They came to us with an idea to create a digital version of the Learn to Lead toolkit, which would enable residents of Camphill Village Trust communities to connect with others, co-produce projects, share information, activities and experiences.

But what do residents with varying levels of learning disabilities actually want and need? And how can an App help them achieve their goals?

Last week I (Kathryn) travelled to the wonderful Taurus Crafts Centre in Lydney to facilitate our first co-design day with residents from Camphill Village Trust communities in Gloucestershire.

The GOTIT team (thats what they call themselves) started the day by mapping out different types of technology they use and why. They considered and compared how they use different websites, apps, tech products and digital services available to them. They then each created their own “technology world” and shared their experiences with the whole group.

Later in the day, the group shared ideas on why they might need a digital toolkit and who else might use it.

We discussed important design and usability considerations, for example it must enable participants to use symbols, icons, pictures and sound for expression as writing is sometimes difficult, and together we developed a simple five point design brief as a starting point.

1.Simple Wording. 2. Big buttons & few choices, 4.Visual & colourful, 5. Safe to use. 6. Make my life easy!

As with all our discovery workshops, the day was very creative and hands on. The group worked well together to create and propose site maps, user journeys and functional requirements that will inform the next stage design.

Some initial ideas included “interactive hexies” containing information including words, images, symbols, sounds and other media content. The “Thinking Wall” hexie would provide learn to lead facilitators with a digital alternative to the sticky wall.

During the day I was bowled over by the enthusiasm from participants in the workshop. Each of them showed and amazing ability to listen and learn from each other. They seemed keen share ideas and help each other, which bodes well for the future of co-designing our app.

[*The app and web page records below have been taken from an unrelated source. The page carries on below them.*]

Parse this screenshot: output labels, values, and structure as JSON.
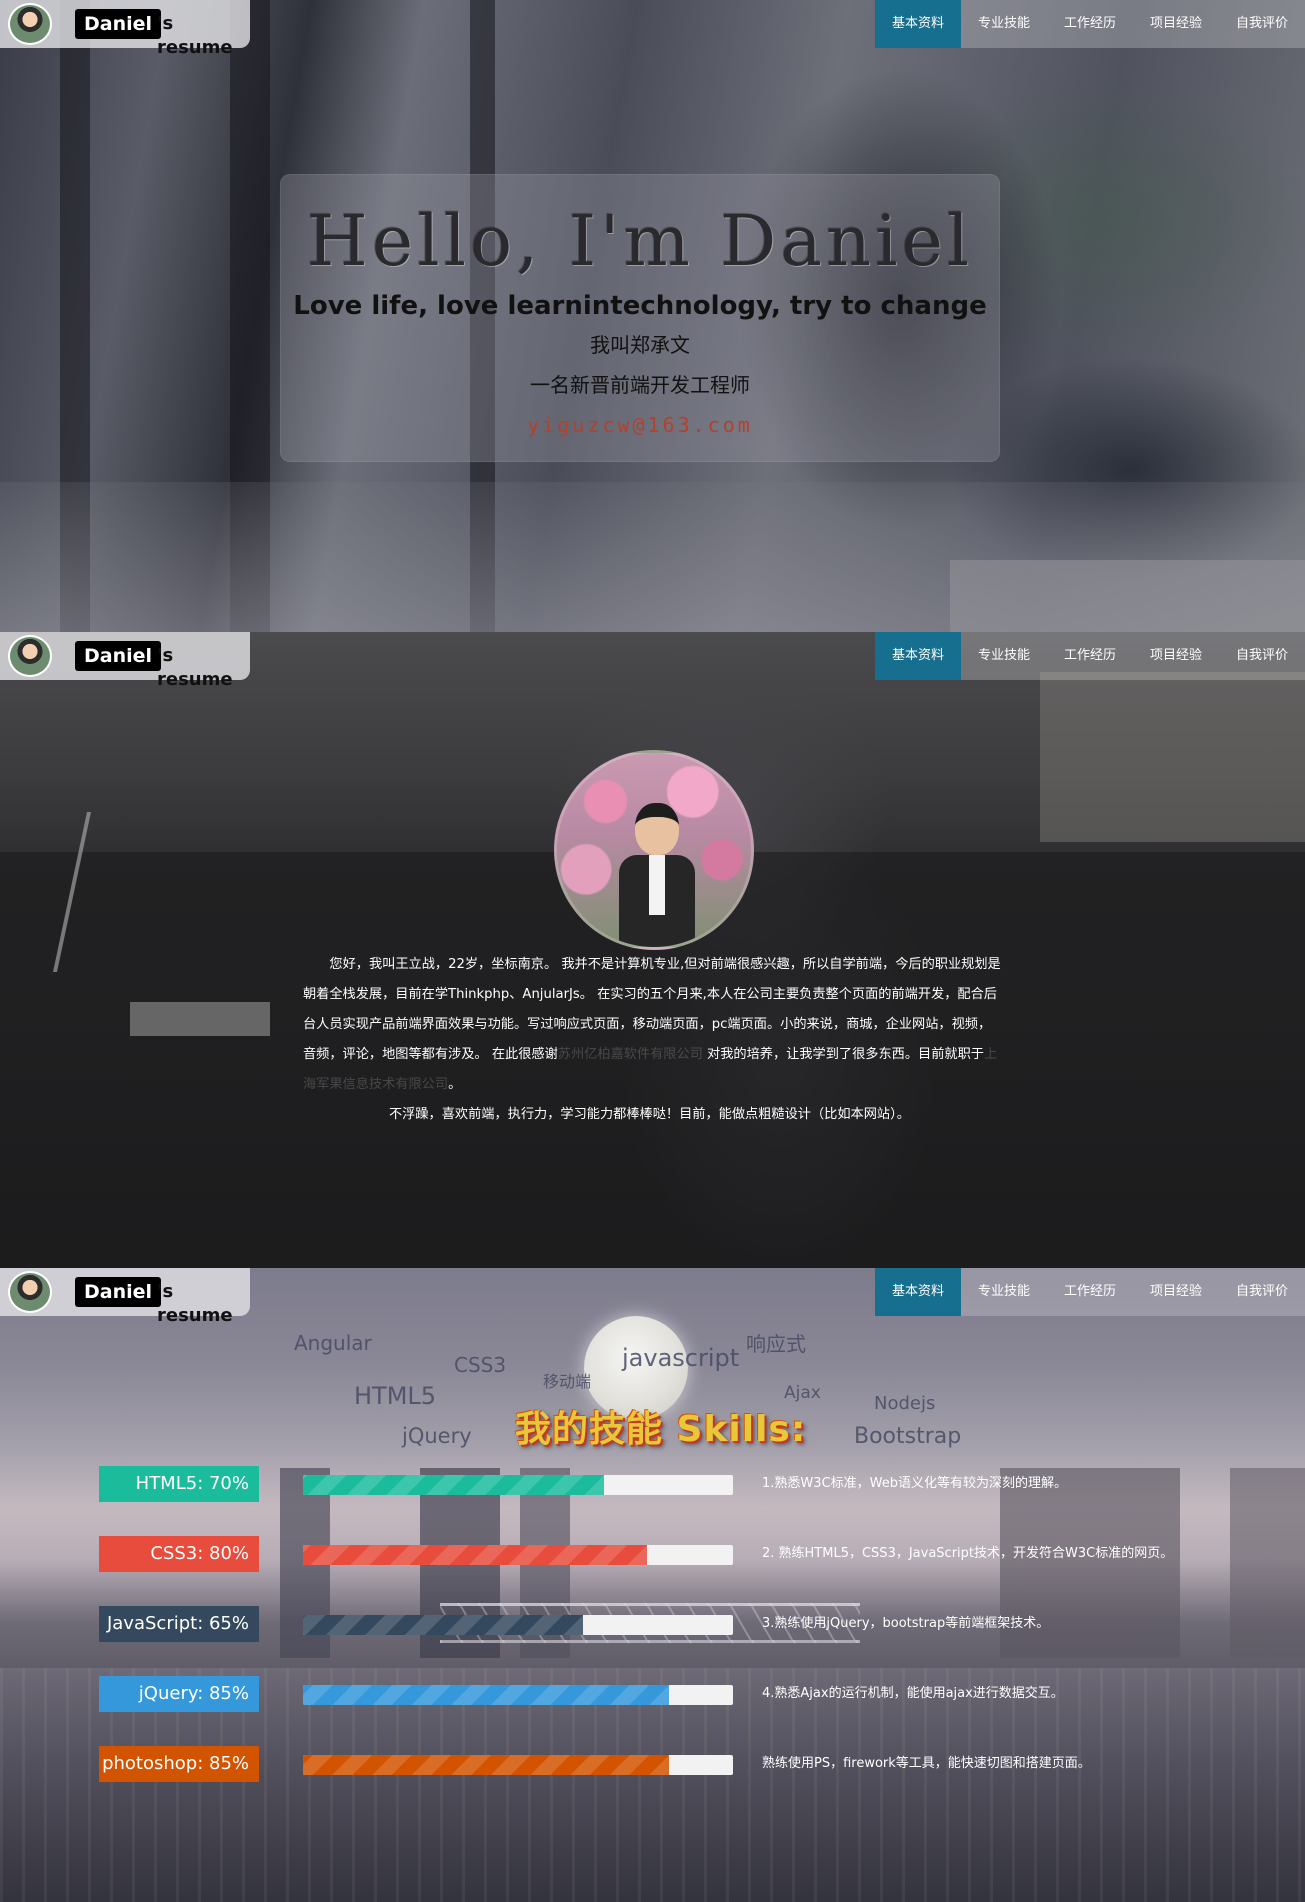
{
  "brand": {
    "name": "Daniel",
    "suffix": "'s resume"
  },
  "nav": {
    "items": [
      "基本资料",
      "专业技能",
      "工作经历",
      "项目经验",
      "自我评价"
    ],
    "active_index": 0,
    "active_color": "#166f8e"
  },
  "hero": {
    "title": "Hello, I'm Daniel",
    "tagline": "Love life, love learnintechnology, try to change",
    "name_line": "我叫郑承文",
    "role_line": "一名新晋前端开发工程师",
    "email": "yiguzcw@163.com"
  },
  "about": {
    "p1_a": "您好，我叫王立战，22岁，坐标南京。 我并不是计算机专业,但对前端很感兴趣，所以自学前端，今后的职业规划是朝着全栈发展，目前在学Thinkphp、AnjularJs。 在实习的五个月来,本人在公司主要负责整个页面的前端开发，配合后台人员实现产品前端界面效果与功能。写过响应式页面，移动端页面，pc端页面。小的来说，商城，企业网站，视频，音频，评论，地图等都有涉及。 在此很感谢",
    "p1_company1": "苏州亿柏嘉软件有限公司",
    "p1_b": " 对我的培养，让我学到了很多东西。目前就职于",
    "p1_company2": "上海军果信息技术有限公司",
    "p1_c": "。",
    "p2": "不浮躁，喜欢前端，执行力，学习能力都棒棒哒！目前，能做点粗糙设计（比如本网站）。"
  },
  "skills": {
    "title": "我的技能 Skills:",
    "cloud": [
      "Angular",
      "CSS3",
      "移动端",
      "javascript",
      "响应式",
      "HTML5",
      "Ajax",
      "Nodejs",
      "jQuery",
      "Bootstrap"
    ],
    "items": [
      {
        "label": "HTML5: 70%",
        "percent": 70,
        "color": "#1abc9c",
        "desc": "1.熟悉W3C标准，Web语义化等有较为深刻的理解。"
      },
      {
        "label": "CSS3: 80%",
        "percent": 80,
        "color": "#e74c3c",
        "desc": "2. 熟练HTML5，CSS3，JavaScript技术，开发符合W3C标准的网页。"
      },
      {
        "label": "JavaScript: 65%",
        "percent": 65,
        "color": "#34495e",
        "desc": "3.熟练使用jQuery，bootstrap等前端框架技术。"
      },
      {
        "label": "jQuery: 85%",
        "percent": 85,
        "color": "#3498db",
        "desc": "4.熟悉Ajax的运行机制，能使用ajax进行数据交互。"
      },
      {
        "label": "photoshop: 85%",
        "percent": 85,
        "color": "#d35400",
        "desc": "熟练使用PS，firework等工具，能快速切图和搭建页面。"
      }
    ]
  }
}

Thank you to Phil Gibson (Camphill Village Trust), Susan Piers-Mantell (Learn to Lead) and the GOT IT team for having me. Watch this space for more project updates over the coming weeks.